_WORK REQUEST_
From the first line to the last, copy the data exactly.

▼

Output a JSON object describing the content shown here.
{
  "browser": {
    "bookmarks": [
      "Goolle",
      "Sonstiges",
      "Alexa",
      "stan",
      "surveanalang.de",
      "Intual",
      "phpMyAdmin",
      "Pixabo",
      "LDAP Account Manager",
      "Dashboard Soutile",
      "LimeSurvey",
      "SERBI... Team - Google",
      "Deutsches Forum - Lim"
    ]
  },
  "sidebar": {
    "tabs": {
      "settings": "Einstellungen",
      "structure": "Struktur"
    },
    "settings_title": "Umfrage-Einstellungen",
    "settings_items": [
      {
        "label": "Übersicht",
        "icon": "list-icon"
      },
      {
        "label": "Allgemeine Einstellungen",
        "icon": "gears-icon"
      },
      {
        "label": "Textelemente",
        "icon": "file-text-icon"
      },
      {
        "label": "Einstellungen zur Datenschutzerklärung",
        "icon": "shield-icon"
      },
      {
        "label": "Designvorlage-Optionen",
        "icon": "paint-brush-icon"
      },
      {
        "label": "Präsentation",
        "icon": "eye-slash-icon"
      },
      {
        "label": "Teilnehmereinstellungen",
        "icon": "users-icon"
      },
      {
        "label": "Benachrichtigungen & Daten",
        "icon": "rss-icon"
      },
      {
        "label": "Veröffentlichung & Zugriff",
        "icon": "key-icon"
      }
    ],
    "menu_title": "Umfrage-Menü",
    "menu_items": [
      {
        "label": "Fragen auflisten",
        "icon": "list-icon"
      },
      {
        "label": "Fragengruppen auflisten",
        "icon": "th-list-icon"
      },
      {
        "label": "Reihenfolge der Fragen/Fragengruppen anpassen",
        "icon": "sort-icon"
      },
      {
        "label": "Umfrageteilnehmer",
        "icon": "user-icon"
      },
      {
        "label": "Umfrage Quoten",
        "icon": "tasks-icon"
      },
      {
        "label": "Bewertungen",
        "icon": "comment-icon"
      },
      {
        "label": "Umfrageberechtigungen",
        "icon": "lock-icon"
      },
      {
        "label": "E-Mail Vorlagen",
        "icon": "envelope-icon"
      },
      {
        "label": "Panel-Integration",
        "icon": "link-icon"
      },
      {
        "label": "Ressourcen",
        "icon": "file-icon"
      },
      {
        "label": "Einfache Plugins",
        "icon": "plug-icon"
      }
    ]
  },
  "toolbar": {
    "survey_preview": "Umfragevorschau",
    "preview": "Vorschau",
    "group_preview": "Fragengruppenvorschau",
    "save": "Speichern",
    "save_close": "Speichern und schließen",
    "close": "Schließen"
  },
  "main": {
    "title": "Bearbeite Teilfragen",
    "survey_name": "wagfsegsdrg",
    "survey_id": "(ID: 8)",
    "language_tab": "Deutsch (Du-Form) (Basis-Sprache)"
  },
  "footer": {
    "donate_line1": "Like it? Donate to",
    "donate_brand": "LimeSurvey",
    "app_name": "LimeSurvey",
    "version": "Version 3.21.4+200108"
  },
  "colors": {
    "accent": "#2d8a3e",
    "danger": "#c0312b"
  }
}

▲

_ANSWER BOX_
Output a JSON object describing the content shown here.
{
  "browser": {
    "bookmarks": [
      "Goolle",
      "Sonstiges",
      "Alexa",
      "stan",
      "surveanalang.de",
      "Intual",
      "phpMyAdmin",
      "Pixabo",
      "LDAP Account Manager",
      "Dashboard Soutile",
      "LimeSurvey",
      "SERBI... Team - Google",
      "Deutsches Forum - Lim"
    ]
  },
  "sidebar": {
    "tabs": {
      "settings": "Einstellungen",
      "structure": "Struktur"
    },
    "settings_title": "Umfrage-Einstellungen",
    "settings_items": [
      {
        "label": "Übersicht",
        "icon": "list-icon"
      },
      {
        "label": "Allgemeine Einstellungen",
        "icon": "gears-icon"
      },
      {
        "label": "Textelemente",
        "icon": "file-text-icon"
      },
      {
        "label": "Einstellungen zur Datenschutzerklärung",
        "icon": "shield-icon"
      },
      {
        "label": "Designvorlage-Optionen",
        "icon": "paint-brush-icon"
      },
      {
        "label": "Präsentation",
        "icon": "eye-slash-icon"
      },
      {
        "label": "Teilnehmereinstellungen",
        "icon": "users-icon"
      },
      {
        "label": "Benachrichtigungen & Daten",
        "icon": "rss-icon"
      },
      {
        "label": "Veröffentlichung & Zugriff",
        "icon": "key-icon"
      }
    ],
    "menu_title": "Umfrage-Menü",
    "menu_items": [
      {
        "label": "Fragen auflisten",
        "icon": "list-icon"
      },
      {
        "label": "Fragengruppen auflisten",
        "icon": "th-list-icon"
      },
      {
        "label": "Reihenfolge der Fragen/Fragengruppen anpassen",
        "icon": "sort-icon"
      },
      {
        "label": "Umfrageteilnehmer",
        "icon": "user-icon"
      },
      {
        "label": "Umfrage Quoten",
        "icon": "tasks-icon"
      },
      {
        "label": "Bewertungen",
        "icon": "comment-icon"
      },
      {
        "label": "Umfrageberechtigungen",
        "icon": "lock-icon"
      },
      {
        "label": "E-Mail Vorlagen",
        "icon": "envelope-icon"
      },
      {
        "label": "Panel-Integration",
        "icon": "link-icon"
      },
      {
        "label": "Ressourcen",
        "icon": "file-icon"
      },
      {
        "label": "Einfache Plugins",
        "icon": "plug-icon"
      }
    ]
  },
  "toolbar": {
    "survey_preview": "Umfragevorschau",
    "preview": "Vorschau",
    "group_preview": "Fragengruppenvorschau",
    "save": "Speichern",
    "save_close": "Speichern und schließen",
    "close": "Schließen"
  },
  "main": {
    "title": "Bearbeite Teilfragen",
    "survey_name": "wagfsegsdrg",
    "survey_id": "(ID: 8)",
    "language_tab": "Deutsch (Du-Form) (Basis-Sprache)"
  },
  "footer": {
    "donate_line1": "Like it? Donate to",
    "donate_brand": "LimeSurvey",
    "app_name": "LimeSurvey",
    "version": "Version 3.21.4+200108"
  },
  "colors": {
    "accent": "#2d8a3e",
    "danger": "#c0312b"
  }
}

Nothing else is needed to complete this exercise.